Sonita, directed by Rokhsareh Ghaem Maghami, was shown at the 41 North Film Festival at Michigan Tech. Sonita followed the life of an Afghan refugee, Sonita, who is living in Iran with her sister and niece. Sonita is an aspiring rapper who wishes her parents were Michael Jackson and Rihanna. Sonita, only being 14 when the documentary started, had lived through a lot. She and her family has had a run in with the Taliban while trying to go to Iran and her mother and brother wanted to sell her as a bride. In one heartbreaking scene in the film, Sonita is in a therapy class and is asked to act out a scene in her life. This is where she opens up about her family’s run in with the Taliban. In the scene she recreated, her father and brother were held at gunpoint as the sister-in-law, mother, and herself sat in the car and watched. Sonita broke down in tears while recreating the scene. Both her mother and the social worker that she works with have described her as being a strong person and Sonita displays this personality throughout the entire film. Sonita is heavily involved in her music and speaking out against young girls having price tags.
While Sonita is trying to get music producers in Iran to help her with her music, she hears that her brother has negotiated a price for her to be sold as a bride. Sonita reaches out to her mother in hopes that she will stop her brother from selling her. When her mother arrives to Iran, she says that she is there to take Sonita back to Afghanistan to get married. When Sonita questions the marriage, she is told that her brother needs the money for his wife. Sonita is heartbroken and loses hope. At one point in the film, Sonita asks the director if she can buy her since she’s for sale. She also asks if the director can find someone to buy her. One of Sonita’s friends is also in the process of being sold as a bride by her family. Sonita raps to her friend about a message she wants to give to her father asking why she is being sold and the disappointment and betrayal she feels. In documentaries, the director usually does not get directly involved in the lives of their subjects but this documentary was different. After the child protection agency says they cannot help Sonita’s situation, director Rokhsareh Ghaem Maghami intervenes. Rokhsareh gives the mother $2000 to buy Sonita more time to figure things out in Iran. The mother agrees to the arrangement. During this time Sonita works hard to make her voice be heard and focuses on her music. Sonita wrote a song and created a video titled Brides for Sale. Director Maghami enters Sonita in a contest in which she wins Best Rapper and Best Female Rapper. Sonita is ecstatic. Sonita gets a call from an art school in Utah where she is offered a scholarship to come and study. Sonita and director Maghami prepare to go to Afghanistan to retrieve Sonita’s birth certificate so she can get a passport. They both have concerns about Sonita being forced to stay in Afghanistan or not being able to get back out. In the end everything works out for Sonita. She is able to get her passport and makes it to the school in Utah. Sonita is as her mother and social worker described her. She is strong and inspiring. Sonita has, and still is, raising awareness about young girls being sold as brides and she is not letting anyone get in the way of her passion.

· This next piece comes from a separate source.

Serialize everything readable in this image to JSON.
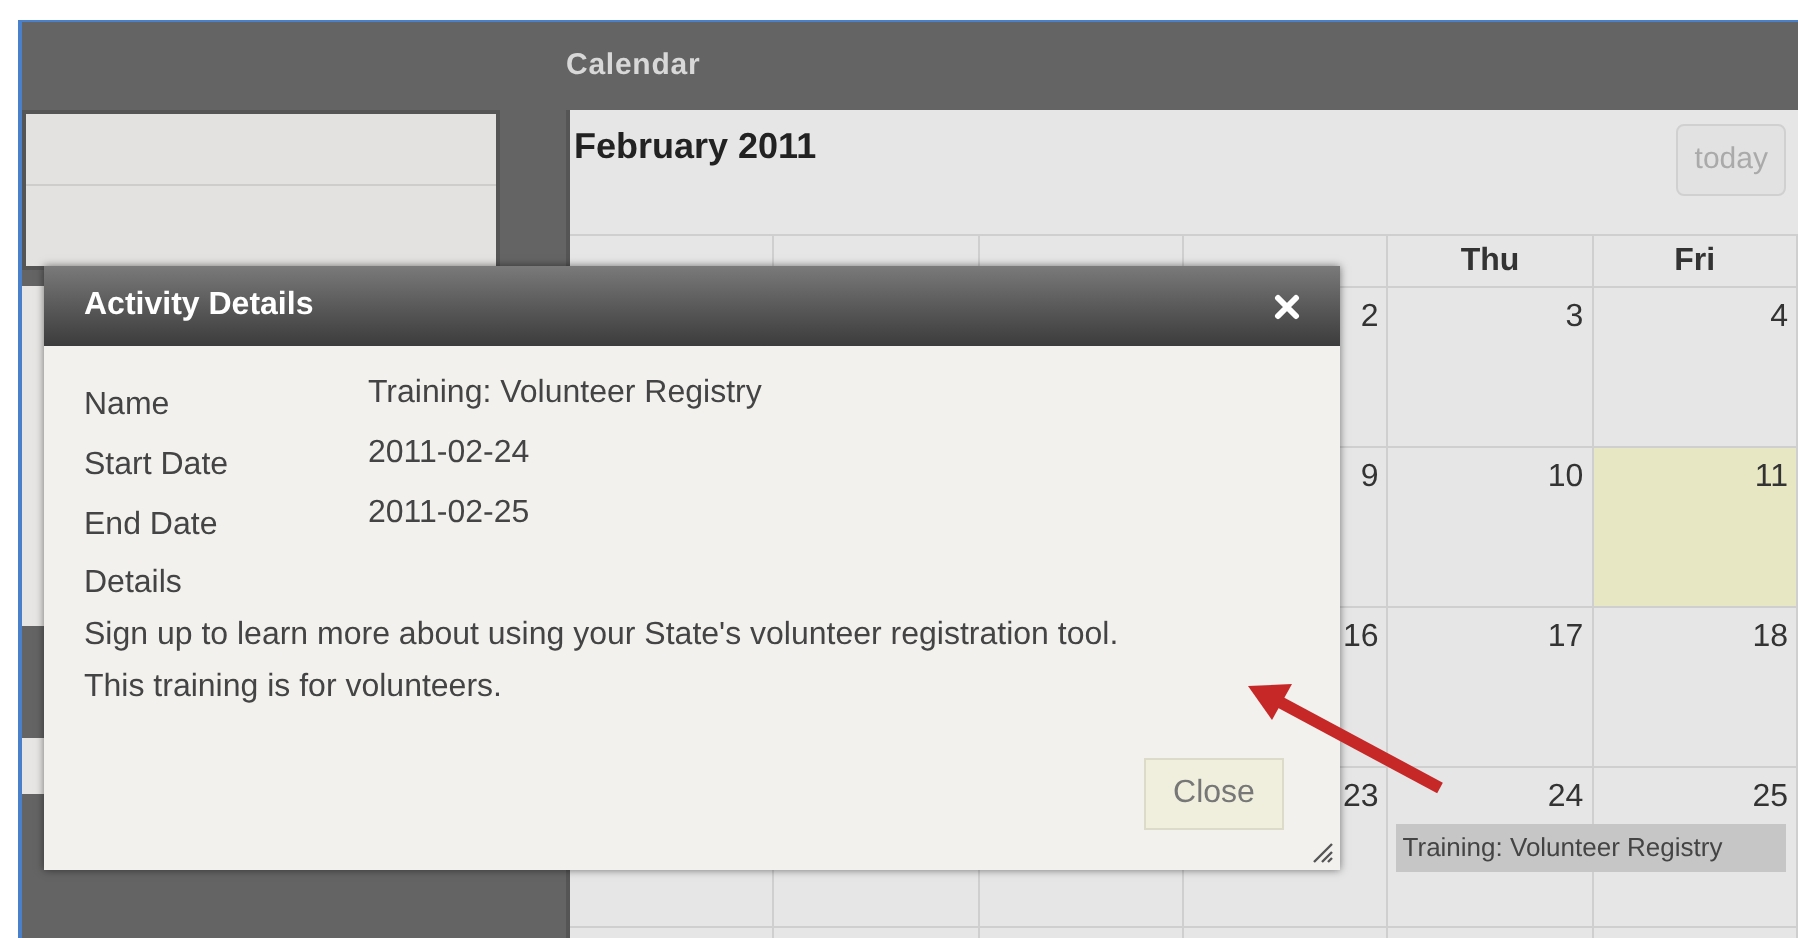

Here is a link for Sonita’s moving video Brides for Sale:
Neffertia Tyner, Multiliteracies Center Coach